Recently I purchased a Mikrotik hap-ac
router as I am in the process of moving away
from the unify access points I currently use in my home network. The main reasons for this
is the numerous GPL
introduction of a call home feature without
telling users, as well as the lack of deeper control that only comes with open source software.
In any case, the end goal is to leverage Openwisp as the wireless
access point controller, and OpenWrt powered access points everywhere in the house. One nice
thing about using OpenWrt is that my older Unify
AC-LR, also supports
it, so I can use a similar process to the one I will
describe in this article to leverage my older equipment in the case I do not sell it right
This article will detail how to install OpenWrt on the Mikrotik hap-ac router, but will save
setup of the access points as well as Openwisp to another article.

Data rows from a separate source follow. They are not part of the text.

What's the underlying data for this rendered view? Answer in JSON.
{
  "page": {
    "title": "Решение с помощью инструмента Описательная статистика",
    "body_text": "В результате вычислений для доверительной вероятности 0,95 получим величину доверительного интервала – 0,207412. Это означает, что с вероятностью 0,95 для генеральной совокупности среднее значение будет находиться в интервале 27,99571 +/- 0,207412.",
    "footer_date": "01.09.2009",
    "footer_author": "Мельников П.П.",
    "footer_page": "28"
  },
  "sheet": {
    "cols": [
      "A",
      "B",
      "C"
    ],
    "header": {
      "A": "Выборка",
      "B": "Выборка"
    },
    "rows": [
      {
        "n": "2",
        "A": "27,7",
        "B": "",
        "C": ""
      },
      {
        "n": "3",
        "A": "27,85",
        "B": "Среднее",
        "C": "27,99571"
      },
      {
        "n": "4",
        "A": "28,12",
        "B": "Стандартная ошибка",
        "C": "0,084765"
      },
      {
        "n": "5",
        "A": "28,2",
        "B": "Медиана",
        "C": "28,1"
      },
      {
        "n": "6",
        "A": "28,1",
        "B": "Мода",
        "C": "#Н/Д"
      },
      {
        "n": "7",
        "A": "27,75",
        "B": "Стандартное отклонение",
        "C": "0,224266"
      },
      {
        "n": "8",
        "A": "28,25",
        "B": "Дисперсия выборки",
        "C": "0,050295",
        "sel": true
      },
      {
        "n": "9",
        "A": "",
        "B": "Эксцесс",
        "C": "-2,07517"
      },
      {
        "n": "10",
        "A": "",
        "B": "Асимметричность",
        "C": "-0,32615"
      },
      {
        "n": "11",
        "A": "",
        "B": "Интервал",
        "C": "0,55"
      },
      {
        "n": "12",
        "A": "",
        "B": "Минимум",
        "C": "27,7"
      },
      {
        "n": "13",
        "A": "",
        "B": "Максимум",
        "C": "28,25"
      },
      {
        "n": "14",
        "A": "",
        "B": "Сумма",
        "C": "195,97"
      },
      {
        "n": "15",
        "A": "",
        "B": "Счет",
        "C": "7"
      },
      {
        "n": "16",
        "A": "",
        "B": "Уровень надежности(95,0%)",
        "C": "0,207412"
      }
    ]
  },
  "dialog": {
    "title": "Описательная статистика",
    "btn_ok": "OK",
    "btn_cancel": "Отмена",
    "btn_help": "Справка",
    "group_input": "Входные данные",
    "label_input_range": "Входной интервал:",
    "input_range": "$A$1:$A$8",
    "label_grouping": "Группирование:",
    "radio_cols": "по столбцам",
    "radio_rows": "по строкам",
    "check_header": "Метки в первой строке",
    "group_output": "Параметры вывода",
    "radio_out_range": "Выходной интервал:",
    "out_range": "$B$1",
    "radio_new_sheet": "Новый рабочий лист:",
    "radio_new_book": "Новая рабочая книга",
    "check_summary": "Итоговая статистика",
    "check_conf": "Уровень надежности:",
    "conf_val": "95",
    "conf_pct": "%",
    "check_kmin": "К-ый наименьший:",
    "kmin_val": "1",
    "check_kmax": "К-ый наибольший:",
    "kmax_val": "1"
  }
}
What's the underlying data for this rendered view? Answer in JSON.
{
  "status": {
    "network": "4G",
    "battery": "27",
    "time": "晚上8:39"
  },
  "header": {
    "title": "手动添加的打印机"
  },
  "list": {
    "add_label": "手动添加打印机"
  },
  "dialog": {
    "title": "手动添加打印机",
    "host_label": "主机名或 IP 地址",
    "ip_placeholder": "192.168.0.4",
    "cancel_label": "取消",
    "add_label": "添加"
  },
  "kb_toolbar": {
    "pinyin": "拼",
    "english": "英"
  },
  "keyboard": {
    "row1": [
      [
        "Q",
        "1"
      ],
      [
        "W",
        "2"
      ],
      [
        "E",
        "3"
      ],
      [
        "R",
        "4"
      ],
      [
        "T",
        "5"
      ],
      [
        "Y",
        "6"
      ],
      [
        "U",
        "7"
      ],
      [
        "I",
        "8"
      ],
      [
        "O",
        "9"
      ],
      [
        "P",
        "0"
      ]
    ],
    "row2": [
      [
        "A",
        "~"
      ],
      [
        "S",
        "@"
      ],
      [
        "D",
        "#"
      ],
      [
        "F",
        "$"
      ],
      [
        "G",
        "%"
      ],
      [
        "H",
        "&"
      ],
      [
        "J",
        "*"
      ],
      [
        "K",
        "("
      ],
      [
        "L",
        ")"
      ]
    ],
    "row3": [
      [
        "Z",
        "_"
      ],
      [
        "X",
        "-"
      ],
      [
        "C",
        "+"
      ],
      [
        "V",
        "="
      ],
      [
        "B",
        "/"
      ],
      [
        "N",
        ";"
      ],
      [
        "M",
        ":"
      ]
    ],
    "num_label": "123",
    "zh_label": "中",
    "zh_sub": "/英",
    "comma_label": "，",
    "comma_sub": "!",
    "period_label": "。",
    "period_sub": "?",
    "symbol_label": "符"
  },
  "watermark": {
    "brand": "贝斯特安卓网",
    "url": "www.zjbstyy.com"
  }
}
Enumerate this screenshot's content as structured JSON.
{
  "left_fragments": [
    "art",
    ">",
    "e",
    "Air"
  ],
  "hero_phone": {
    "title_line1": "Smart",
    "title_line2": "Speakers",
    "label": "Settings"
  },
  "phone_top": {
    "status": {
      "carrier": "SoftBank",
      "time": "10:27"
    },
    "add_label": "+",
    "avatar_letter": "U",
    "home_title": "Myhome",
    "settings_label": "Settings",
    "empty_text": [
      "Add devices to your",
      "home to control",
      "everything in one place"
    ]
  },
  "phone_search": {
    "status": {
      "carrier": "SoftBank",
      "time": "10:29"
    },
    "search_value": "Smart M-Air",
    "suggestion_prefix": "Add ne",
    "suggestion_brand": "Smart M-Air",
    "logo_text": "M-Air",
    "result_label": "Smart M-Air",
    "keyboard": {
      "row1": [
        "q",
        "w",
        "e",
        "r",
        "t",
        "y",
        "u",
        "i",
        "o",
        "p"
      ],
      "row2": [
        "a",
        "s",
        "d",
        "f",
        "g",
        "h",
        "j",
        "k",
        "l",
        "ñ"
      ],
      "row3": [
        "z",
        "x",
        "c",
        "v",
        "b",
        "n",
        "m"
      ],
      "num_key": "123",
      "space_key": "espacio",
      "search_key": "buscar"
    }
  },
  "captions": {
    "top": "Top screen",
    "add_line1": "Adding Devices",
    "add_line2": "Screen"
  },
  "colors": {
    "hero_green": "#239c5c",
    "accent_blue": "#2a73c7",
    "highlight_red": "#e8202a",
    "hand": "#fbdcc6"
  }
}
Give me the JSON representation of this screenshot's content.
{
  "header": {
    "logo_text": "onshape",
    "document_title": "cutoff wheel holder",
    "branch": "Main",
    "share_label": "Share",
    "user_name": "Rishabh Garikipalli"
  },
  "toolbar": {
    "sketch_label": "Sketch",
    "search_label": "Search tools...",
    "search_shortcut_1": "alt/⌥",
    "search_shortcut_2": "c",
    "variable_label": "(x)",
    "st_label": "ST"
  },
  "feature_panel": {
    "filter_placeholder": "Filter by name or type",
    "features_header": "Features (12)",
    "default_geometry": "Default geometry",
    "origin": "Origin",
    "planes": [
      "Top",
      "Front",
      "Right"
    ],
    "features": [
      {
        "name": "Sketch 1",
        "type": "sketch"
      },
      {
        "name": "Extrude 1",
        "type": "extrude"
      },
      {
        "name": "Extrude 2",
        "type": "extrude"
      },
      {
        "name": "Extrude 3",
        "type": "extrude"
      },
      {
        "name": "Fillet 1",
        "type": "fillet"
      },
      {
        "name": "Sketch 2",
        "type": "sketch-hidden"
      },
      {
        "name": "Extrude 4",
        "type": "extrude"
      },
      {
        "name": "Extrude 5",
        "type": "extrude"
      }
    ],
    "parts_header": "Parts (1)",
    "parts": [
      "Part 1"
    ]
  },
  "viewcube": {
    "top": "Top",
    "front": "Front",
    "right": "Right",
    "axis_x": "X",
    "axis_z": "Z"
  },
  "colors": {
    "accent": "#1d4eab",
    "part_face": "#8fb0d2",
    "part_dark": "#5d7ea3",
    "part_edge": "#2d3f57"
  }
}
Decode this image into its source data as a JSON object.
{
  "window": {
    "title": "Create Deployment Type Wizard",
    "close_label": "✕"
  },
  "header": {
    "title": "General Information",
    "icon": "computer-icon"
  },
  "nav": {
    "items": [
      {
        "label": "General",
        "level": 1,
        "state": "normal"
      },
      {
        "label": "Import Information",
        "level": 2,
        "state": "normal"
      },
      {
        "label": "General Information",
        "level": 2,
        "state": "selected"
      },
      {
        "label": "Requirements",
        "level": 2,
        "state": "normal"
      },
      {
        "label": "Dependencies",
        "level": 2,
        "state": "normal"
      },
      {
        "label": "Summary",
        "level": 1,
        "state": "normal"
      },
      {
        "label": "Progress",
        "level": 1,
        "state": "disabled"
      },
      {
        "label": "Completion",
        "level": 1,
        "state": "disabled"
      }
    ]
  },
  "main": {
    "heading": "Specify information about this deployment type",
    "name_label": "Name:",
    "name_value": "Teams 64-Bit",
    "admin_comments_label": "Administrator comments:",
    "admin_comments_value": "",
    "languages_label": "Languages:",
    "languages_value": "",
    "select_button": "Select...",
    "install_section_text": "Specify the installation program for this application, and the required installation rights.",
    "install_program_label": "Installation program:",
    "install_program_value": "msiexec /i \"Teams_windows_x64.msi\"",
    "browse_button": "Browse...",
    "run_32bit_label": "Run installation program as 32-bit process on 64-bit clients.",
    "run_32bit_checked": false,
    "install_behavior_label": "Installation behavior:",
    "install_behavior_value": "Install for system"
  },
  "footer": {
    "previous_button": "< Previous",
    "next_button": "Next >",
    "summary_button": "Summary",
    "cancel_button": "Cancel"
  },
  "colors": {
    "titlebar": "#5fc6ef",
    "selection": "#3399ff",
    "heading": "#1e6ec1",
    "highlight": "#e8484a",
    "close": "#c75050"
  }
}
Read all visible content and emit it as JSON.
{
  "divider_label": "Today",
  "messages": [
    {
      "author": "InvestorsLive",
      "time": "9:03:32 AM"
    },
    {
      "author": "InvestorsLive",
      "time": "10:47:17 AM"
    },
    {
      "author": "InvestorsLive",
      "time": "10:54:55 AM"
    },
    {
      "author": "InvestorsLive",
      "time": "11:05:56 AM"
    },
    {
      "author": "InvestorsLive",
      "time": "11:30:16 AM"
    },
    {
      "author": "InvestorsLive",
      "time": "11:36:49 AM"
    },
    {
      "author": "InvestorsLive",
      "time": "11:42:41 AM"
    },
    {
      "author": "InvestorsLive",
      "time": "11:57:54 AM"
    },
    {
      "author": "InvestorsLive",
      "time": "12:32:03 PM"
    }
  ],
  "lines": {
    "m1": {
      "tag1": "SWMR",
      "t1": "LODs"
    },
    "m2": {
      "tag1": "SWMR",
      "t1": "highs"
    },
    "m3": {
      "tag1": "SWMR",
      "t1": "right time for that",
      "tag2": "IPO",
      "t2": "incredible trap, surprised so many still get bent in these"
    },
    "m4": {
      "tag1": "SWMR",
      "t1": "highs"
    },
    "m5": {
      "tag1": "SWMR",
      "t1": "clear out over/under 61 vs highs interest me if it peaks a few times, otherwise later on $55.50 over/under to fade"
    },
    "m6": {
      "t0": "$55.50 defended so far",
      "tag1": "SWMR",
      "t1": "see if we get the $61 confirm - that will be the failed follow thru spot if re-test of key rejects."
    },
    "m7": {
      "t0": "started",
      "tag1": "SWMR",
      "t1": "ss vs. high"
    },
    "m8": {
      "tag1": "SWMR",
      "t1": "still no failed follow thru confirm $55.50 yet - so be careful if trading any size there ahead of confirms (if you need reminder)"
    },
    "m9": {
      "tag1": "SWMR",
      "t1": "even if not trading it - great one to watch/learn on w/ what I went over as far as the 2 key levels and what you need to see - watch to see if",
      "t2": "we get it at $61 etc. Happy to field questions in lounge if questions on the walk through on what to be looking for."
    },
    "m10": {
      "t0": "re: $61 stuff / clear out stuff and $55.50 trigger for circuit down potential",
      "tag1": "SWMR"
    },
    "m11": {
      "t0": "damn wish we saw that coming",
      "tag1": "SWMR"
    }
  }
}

I am happy to announce that this site is nearly complete. There are a few additional features I
still intend to add, mainly to do with offline viewing and user experience, but all-in-all I am
quiet happy with it. Now I intend to mainly focus on populating this blog with more content and
writing a little more frequently. Also for those of you wondering if pagination is working, it
is, completely! Both on the tag pages and the blog page, however currently I don't have enough
articles to trigger multiple pages (greater then 6 is required), so the pagination
next/prev/first/last page links at the bottom of the page are plain text. I at some point may
address this but it will only really be an issue for another few articles and could be resolved
quiet easily in the case of 6 or less articles.
Recently, I came across an article saying to my dismay that the Application Cache API is being
depreciated in firefox. I say to my dismay because this site uses Application Cache so it can
be viewed offline, which means I'm going to have to refactor my site for Application Caches
replacement. Some would say offline viewing is overkill for a blog but initially I attempted it
as a learning exercise, but am pretty happy with the end result of a pretty smooth offline
Currently as some may have noticed, the "See Comments" link under each individual blog post
does nothing. This is because I have been struggling to find a good solution to handle
comments. Of course many people choose to use Disqus. Unfortunately due to the proprietary
nature of Disqus, I refuse to use it (See
There are some open source solutions including:
- Written in Python.
- Supports modern browsers (IE10+, Firefox, Chrome, ...)
- Written in Ruby
- Not maintained
There are quite a few others, though I haven't spent much time investigating them as many of
them are incomplete or unmaintained. See https://news.ycombinator.com/item?id=6818416 for a
decent discussion of "Disqus Alternatives".
I've tried Isso but because my blog is a Single Page Application (SPA) where pages can be
addressed directly or using a anchor url. For example, this post can be reached via
/#/posts/about-comments.html or /posts/about-comments.html. Forgive my vague
explanation, its been a few months since I last played with Isso. Its too bad I couldn't get
it to function because from all the open source options, it seems to be the most mature
Another option that came to mind is to use a sub-reddit for my blog and post new threads for
each blog post as a way for people to submit comments. I don't like this as the content
would then not be hosted on my servers and it would require users to create a account on
Reddit. Not to mention the process wouldn't be simple to automate so I'd have to go create a new
reddit thread in my sub-reddit every time I submitted a new post.
The last option I've considered is just foregoing comments all together. Personally, I rarely
leave comments on blogs and if I'm interested in getting a hold of someone I generally prefer
to use email.
What do you think? Feel free to email me at firstname.lastname@example.org with any comments
and/or suggestions. Anyways, over the next while I hope to find a solution, but for the time
being use email or IRC if you wish to contact me.
Recently I have had the pleasure of completing the course Nand to Tetris on
Coursea. Firstly, I'd like to highly recommend it to anyone! I never
thought it would be possible for me to understand computers all the way down to the hardware
level (past assembly that is); Nand to Tetris has shown me otherwise! It has also inspired me
to pursue learning a real world hardware description language and attempt to implement the
Hack system on an FPGA (Field
Programmable Gate Array). In this article I will describe how the process is coming and the
what remains to be completed.
For the impatient, the repository is located here and is documented
source code for the blog are on the homepage. This site is still under light construction,
if you notice any issues please take the time to let me know via
The purpose of this blog is to allow me to 'put my thoughts to paper' so to speak. I hope you
will find at least some of my exploits entertaining, as I will discuss varying topics of
personal interest including computers, linux, programming, and math, among others. In an upcoming
post I will detail how I built this Hakyll powered blog. Though as I mentioned earlier there
are still a few little touch ups to be completed before everything is to my satisfaction;
particularily, I haven't got pagination to work yet. Anyways, once I have it working I will
write a post detailing how I setup this blog. For now, that's all; thanks for reading!